Afterwards, I couldn’t believe I’d run my first mile! Who was this person I was becoming? At that point, I started thinking, “Maybe I can do this 5k thing.” And later on, I did.

If you have recently started running and training for your first 5K, congratulations! This journey may not be easy, but it can be extremely rewarding as you accomplish new challenges along the way.

Here are some ideas that helped me as I began running:
  • Stay positive – Running even a few minutes may be difficult at first. Trust me, it was for me! Hang in there when it gets tough, and remind yourself that you are stronger than you believe yourself to be.
  • Stay the course and be patient – Obviously, you can only succeed if you stay working at it. I had to do anything and everything (such as my distraction techniques) to get through those early weeks. You’re not going to change completely overnight. However, trust that you’ll see progress over time.
  • Take it easy – Run as sloooow as you need to. I was surprised that I could run much longer (by that, I mean minutes but it felt like a lot to me). Even if you don’t think you need to, try running slower and see how you feel. 
  • Ask any and every question – I’m not qualified to talk about specific training techniques, overexertion, or injuries. However, those are all valid concerns and there are people qualified to answer them. It’s important to ask and address any issues with your coach, doctor, etc. They may be able to recommend adjustments to your training schedule, stretches, or other treatments to help you with whatever you encounter. 
Your questions may not be that serious, though. They may be something like, “How do I keep my hair from falling out of my ponytail”, “Where do I keep my car key while I run”, “Is it easier to carry a handheld water bottle or a belt?” etc. This is why it’s great to have running friends you can go to with questions.
  • Make sure you’re staying healthy outside of running - No brainer here. I don’t know all of the specifics of how much water and rest every individual is supposed to get (I suspect it varies by person and there are resources to learn more), but I notice a huge difference in how I feel while running if I haven’t gotten enough rest and water. Also, I personally don’t run when I’m sick – even a cold.
  • Don’t worry about the other runners – Even though I’m a year into my running journey, I know runners varying from completely new all the way to Boston Marathon qualifiers. Here’s the deal: they know how hard it is to begin running and what you’re going through. I personally haven’t encountered a judgmental fellow runner (not saying they aren’t out there). Most people are usually focused on their own personal running goals, and enjoy seeing the success of themselves and others.
Have you recently began a running training program for the first time? What helped you through the early days of your training?

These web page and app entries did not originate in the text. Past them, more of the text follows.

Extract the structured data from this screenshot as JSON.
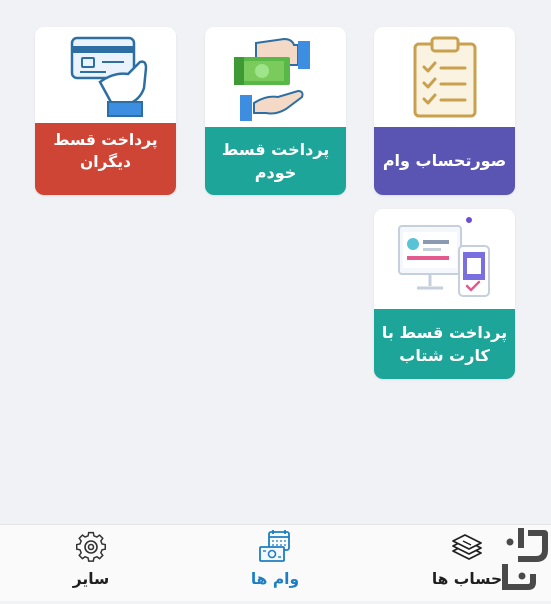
{
  "cards": [
    {
      "label": "صورتحساب وام",
      "color": "#5a55b3",
      "icon": "clipboard-checklist-icon"
    },
    {
      "label": "پرداخت قسط خودم",
      "color": "#1da59a",
      "icon": "money-hand-icon"
    },
    {
      "label": "پرداخت قسط دیگران",
      "color": "#cf4535",
      "icon": "card-payment-icon"
    },
    {
      "label": "پرداخت قسط با کارت شتاب",
      "color": "#1da59a",
      "icon": "devices-card-icon"
    }
  ],
  "nav": [
    {
      "label": "حساب ها",
      "icon": "stacked-cash-icon",
      "active": false
    },
    {
      "label": "وام ها",
      "icon": "loan-calendar-icon",
      "active": true
    },
    {
      "label": "سایر",
      "icon": "gear-icon",
      "active": false
    }
  ],
  "colors": {
    "background": "#f1f2f6",
    "active_nav": "#1c7fc4",
    "logo": "#4a4a4a"
  },
  "logo_icon": "app-logo-icon"
}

Continue the journey with Part 3 here.

*I was not compensated by RunKNOX for this post, nor is RunKNOX affiliated with this blog. I am simply sharing my honest opinions and experiences as I began running through the program. The views expressed in my article are solely my own.

Photo by Tracey Southerland Photography


  1. "Think about Adam Levine" - hahahahaha! That would so be me. ;)

    On a serious note. I love these stories, Amy! Thank you for sharing. I love how supportive your trainers have been, as well. Everyone started somewhere!

    1. Haha! I channeled any and everything I could to get through those days! :)

      I'm so glad that you enjoyed reading this. Yes, we all started somewhere, and those of us who have started progressing towards our goals understand that. I was pleasantly surprised how supportive the local running community has been towards new runners. :)

  2. A great read, Amy. Thanks for sharing - I will share this with MY running buddies. People new to running will really identify with your words. :)

    1. Thanks, Vicky! I'm glad it was helpful. I love helping new runners, because I know how hard it is to begin. :)

  3. I love this part - "On paper, running a few minutes here and there doesn’t sound that bad. Until you’re the one doing it. Then they are the longest minutes of your life. " EXACTLY!!

    You're story sounds so much like mine. I can relate to everything!

    1. Haha, yeah, it was rough at first! Just gotta hang in there and build endurance. Sounds like you're doing great so far! Congrats!